Update 11/24/12: I’ve been tagging my Israeli Mauser posts, where I’ve been tracking them on Gunbroker.com and also documenting my shooting adventures with mine (click here to see tagged posts).

Dmitriy Shteyman 2012 Olympic Hopeful in Pistol

This article in the Jewish Herald Voice describes US Olympic hopeful Dmitriy Shteyman, an American Jew (via Ukraine and Russia) with his sights set on competing in the 2012 Olympics in London. From the article:
Shteyman is a championship pistol shooter and instructor, and his latest target is the 2012 Olympics in London. The Jewish shooter took part in the 2008 Olympics in Beijing, China, as a member of the USA support team, but hopes to make it as a shooter in 2012.

“This is my third chance to make the Olympic team, and it’s always a once-in-a-lifetime opportunity,” Shteyman said. “I’m very excited to be able to compete against the best shooters in the USA.”

Shteyman, who has worked as a programmer/analyst for SYSCO Corporation for 13 years, is a bronze medalist in the USA Shooting National Championships and two-time national record holder.
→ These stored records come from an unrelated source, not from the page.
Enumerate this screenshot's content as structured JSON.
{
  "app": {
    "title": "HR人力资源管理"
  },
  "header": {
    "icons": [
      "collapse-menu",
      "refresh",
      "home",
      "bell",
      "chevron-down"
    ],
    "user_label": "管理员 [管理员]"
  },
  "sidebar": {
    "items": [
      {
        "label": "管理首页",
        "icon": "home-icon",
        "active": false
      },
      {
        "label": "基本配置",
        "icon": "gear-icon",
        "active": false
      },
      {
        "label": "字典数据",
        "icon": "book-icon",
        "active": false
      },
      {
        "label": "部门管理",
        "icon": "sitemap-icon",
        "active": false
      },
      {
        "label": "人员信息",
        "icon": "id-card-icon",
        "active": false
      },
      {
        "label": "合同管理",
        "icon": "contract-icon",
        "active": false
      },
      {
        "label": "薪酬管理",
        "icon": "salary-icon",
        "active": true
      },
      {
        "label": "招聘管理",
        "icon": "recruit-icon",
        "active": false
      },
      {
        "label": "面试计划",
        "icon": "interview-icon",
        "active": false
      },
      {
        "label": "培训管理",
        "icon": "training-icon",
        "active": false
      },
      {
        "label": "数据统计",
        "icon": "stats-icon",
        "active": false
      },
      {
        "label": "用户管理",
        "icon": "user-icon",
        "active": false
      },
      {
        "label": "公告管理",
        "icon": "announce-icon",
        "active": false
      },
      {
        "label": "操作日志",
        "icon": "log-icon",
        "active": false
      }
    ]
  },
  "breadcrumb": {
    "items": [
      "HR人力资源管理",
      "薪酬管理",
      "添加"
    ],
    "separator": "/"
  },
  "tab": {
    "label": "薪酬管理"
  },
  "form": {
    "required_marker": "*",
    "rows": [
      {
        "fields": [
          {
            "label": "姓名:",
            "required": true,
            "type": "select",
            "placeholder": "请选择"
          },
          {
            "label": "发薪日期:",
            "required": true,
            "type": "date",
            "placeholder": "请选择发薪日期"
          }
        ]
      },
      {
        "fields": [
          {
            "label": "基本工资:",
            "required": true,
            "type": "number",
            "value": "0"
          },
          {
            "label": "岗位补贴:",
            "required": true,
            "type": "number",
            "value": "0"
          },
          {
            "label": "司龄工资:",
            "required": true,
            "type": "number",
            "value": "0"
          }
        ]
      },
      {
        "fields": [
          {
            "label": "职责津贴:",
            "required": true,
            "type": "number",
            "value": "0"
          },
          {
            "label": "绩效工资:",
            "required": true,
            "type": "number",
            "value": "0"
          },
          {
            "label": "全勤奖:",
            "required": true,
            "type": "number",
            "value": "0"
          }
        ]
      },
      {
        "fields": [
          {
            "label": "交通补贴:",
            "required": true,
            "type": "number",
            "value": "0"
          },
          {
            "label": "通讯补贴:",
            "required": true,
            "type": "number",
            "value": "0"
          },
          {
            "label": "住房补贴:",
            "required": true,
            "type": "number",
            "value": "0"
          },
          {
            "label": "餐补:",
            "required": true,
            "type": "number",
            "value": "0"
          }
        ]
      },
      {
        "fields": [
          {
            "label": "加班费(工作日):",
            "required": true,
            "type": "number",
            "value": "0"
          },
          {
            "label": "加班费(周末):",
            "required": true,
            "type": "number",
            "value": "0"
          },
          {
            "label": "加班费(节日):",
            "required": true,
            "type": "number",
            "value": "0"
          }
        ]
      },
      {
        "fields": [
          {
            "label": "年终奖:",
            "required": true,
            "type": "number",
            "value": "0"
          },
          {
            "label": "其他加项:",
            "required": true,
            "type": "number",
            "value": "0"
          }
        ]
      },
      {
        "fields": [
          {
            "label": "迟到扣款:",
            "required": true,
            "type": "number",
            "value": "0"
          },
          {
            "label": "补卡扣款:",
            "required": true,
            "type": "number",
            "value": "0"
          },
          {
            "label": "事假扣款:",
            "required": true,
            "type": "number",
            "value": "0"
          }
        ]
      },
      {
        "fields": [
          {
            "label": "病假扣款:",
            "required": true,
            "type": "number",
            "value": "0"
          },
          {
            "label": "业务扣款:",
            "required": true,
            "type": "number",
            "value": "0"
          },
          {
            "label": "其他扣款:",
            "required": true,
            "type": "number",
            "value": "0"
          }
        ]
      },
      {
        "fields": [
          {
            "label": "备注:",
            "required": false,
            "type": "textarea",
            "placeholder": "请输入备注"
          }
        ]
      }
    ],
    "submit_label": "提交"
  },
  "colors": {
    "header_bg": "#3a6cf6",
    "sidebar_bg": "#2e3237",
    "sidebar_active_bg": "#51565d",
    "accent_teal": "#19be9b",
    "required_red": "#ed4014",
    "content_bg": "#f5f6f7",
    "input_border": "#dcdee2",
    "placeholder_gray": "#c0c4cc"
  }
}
He also coaches kids ages 8 to 18 (including one Jewish girl) at the 4-H Shooting Sports Club in Rosenberg. One of his 18-year-old students, who he has been teaching for three years, is a national juniors champion in the 25-meter Rapid Fire Pistol.

The article also mentions that Dmitriy will be going to the World Championships in Munich this year, so I will report on him as well as the Israeli shooters at that event.

Psalm 18:32, Ezekiel 22:14 and Jewish Marksmanship

“He trains my hands for war so that a copper bow is bent by my arms.” – Psalm 18:32

“Will your heart endure, or will your hands remain strong in the days that I will deal with you?” – Ezekiel 22:14

Strong hands are a major asset in the shooting sports. A firm grip helps to stabilize the firearm, absorb and recover from recoil, and arguably allows the trigger finger to better function independently of the other fingers (crucial for clean shot releases). And they give you a firm handshake! But even more important, many shooters forget that shooting is a repetitive activity and shooters are prone to repetitive stress injuries in the elbows, shoulders and wrists. Keeping these areas strong and muscularly balanced will help avoid injury which spoils the fun. “Shooters elbow” is a possibility, which could require downtime and in extreme cases surgery.

For training my grip I use the Captains of Crush grippers. I had an opportunity to talk briefly with a member of the Team USA pistol team, and he swore by them. The grippers are numbered by difficulty, right now I can close #1 about 5 times with my strong hand and mostly use the weaker #T for 20-30 reps. The Team USA shooter can close the #2 several times, which probably means his grip is four or five times stronger than mine….grip matters! (There are no absolutes in shooting, there are shooters who grip very lightly with excellent results. You have to figure out what works for you. For me, the firmer the better!)

I also like the Dyna-Flex and the old-fashioned wrist-roller.

Unfortunately, while I was focused on rifle the past year I let my grip strength go, but with 3-days a week training it’s starting to come back to me.

Jewish Marksman wins May Airgun Arena 10m Match!

Yours truly won the May 2010 Airgun Arena 10m Match:

Well, there were only 2 entries. In past months there are many more, I think the Memorial Day holiday probably was the reason for the downturn this month. So get yourself a 10m air pistol and join the fun!
Competitor Score
Jewish Marksman 535
Mcameron 511

Over at http://www.airgunarena.com you can sign up and, basically, enter your scores on the honor system. This is called a “postal match”, and is a great way to compete for folks like me who can’t find local air pistol matches (according to USA Shooting, sanctioned matches for me are a state or two away…I’ll wait until I’m shooting Master level to bother…).

Drop me a line if you are interested in recommendations for starter 10m airguns–don’t just go pick one up from Walmart or Outdoor World, as you’ll likely be disappointed with the accuracy.